Copied string: Hello, World!
This example wraps the Strcpy() function in a unique copyString() function. The function verifies that the source and destination pointers are not NULL before using Strcpy().
Unicode and Multibyte Characters:
The Strcpy() function handles Unicode and multibyte characters with some risk, but it works well with ASCII characters. Wide character functions like wcscpy() for Unicode strings are crucial for applications that deal with localization and internationalization.
Copied string: Unicode String
In this illustration, a wide-character Unicode string is copied using the wcscpy() function. The wide-character string is printed using the wprintf() function.
Using String Manipulation Method
To parse and extract substrings from a bigger string, use the Strcpy() function in combination with other string manipulation methods. It can be helpful when working with data adhering to a specified pattern or format.
For illustration, suppose we want to separate the year, month, and day as independent substrings from a string that represents a date in the format "YYYY-MM-DD". Strcpy() and other string-manipulation tools like strncpy(), strtok(), and sscanf() can be used to accomplish this.
Year: 2023 Month: 06 Day: 14
In this example, the date string is initialized with a date in the format "YYYY-MM-DD". The recovered substrings are stored in three character arrays (year, month, and day).
The source and destination character arrays are declared in the above example. The duplicated string will be kept at the destination, but the source will keep the original string. To ensure there is enough room for the copy, the size of the destination array is set to 20. After that, the source and destination arrays are passed as arguments in a Strcpy() function call. It transfers the content from the source to the target. The printf() function is then used to print the contents of the destination.
The Strcpy() method is essential in C programming, especially when working with strings. When using this function, keep the following in mind:
Null Termination: To ensure correct termination, Strcpy() automatically appends the null character ('0') to the target string. It differs from other string manipulation routines because of this feature.
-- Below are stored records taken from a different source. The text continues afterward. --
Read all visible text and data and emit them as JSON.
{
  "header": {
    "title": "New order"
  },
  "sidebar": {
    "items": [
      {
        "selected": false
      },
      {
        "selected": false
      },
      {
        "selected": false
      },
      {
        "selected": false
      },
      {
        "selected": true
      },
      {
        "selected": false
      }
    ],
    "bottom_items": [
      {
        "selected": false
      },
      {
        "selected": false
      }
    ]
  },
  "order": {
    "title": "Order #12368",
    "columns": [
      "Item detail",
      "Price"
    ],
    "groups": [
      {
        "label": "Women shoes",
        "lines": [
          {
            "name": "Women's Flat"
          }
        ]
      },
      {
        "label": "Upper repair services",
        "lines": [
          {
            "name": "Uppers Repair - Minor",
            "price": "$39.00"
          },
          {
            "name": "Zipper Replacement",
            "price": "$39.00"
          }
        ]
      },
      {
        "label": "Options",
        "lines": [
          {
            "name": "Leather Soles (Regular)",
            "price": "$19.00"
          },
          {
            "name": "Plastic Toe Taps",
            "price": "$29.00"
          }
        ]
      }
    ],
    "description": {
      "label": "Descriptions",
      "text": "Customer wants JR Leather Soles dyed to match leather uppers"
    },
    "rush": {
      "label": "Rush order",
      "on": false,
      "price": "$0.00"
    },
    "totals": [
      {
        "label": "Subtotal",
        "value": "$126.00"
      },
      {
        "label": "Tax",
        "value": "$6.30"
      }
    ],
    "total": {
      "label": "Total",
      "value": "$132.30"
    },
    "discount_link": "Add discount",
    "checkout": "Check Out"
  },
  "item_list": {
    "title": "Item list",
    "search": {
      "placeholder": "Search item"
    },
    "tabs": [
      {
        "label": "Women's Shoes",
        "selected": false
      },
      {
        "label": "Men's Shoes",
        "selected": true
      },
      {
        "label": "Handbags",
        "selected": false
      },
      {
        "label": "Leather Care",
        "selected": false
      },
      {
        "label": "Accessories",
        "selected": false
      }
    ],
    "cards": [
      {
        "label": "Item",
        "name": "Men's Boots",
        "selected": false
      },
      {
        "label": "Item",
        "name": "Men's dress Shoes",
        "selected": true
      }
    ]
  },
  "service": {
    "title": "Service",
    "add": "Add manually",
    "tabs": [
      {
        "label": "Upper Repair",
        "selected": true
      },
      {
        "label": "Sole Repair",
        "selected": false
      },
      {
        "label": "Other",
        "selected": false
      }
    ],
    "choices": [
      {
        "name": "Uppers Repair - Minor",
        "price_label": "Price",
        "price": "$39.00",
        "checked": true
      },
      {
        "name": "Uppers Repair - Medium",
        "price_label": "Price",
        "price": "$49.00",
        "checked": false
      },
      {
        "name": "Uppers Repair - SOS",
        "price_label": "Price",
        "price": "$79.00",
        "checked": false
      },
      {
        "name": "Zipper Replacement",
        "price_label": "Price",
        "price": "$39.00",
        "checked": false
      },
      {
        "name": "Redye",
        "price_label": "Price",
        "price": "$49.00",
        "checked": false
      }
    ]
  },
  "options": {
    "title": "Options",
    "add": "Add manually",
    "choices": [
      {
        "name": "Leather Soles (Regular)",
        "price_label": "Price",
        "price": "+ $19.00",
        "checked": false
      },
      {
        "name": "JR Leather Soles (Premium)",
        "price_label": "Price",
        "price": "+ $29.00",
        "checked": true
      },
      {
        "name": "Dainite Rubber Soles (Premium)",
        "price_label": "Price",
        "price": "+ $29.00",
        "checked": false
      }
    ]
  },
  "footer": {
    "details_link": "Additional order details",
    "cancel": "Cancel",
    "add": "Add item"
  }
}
Buffer Overflow: You must make sure the final array has enough room to hold the entire source text, including the null character. Failure to do so could cause a buffer overflow, which could cause unexpected behavior or even security flaws.
String Length: The length of the source string is not taken into account by the strcpy() function. Up until the null character, the full string is copied. The use of functions like strncpy() should be taken into consideration if you wish to restrict the number of characters copied.
Memory Safety: When using Strcpy(), you should exercise caution to prevent accessing or modifying memory that is not within the boundaries of the array. To guarantee memory safety, proper bounds checking and memory allocation are essential.
In conclusion, the C function Strcpy() is a useful tool for manipulating strings. Working with strings is made simpler by its capacity to replicate the contents of one string to another, including automatic null termination. Developers can improve their C programming abilities and effectively manage string operations by comprehending the syntax and appropriate application of Strcpy().
However, it's vital to use Strcpy() with caution. To prevent buffer overflow difficulties, buffer sizes, and memory allocation must be carefully considered. To preserve memory safety, developers should also be aware of string lengths and provide correct bounds checking.
String manipulation can be handled efficiently by C programmers by utilizing the features of Strcpy() and following best practices. One of the many string functions offered by C, strcpy(), can be used to efficiently work with strings and address a variety of programming problems.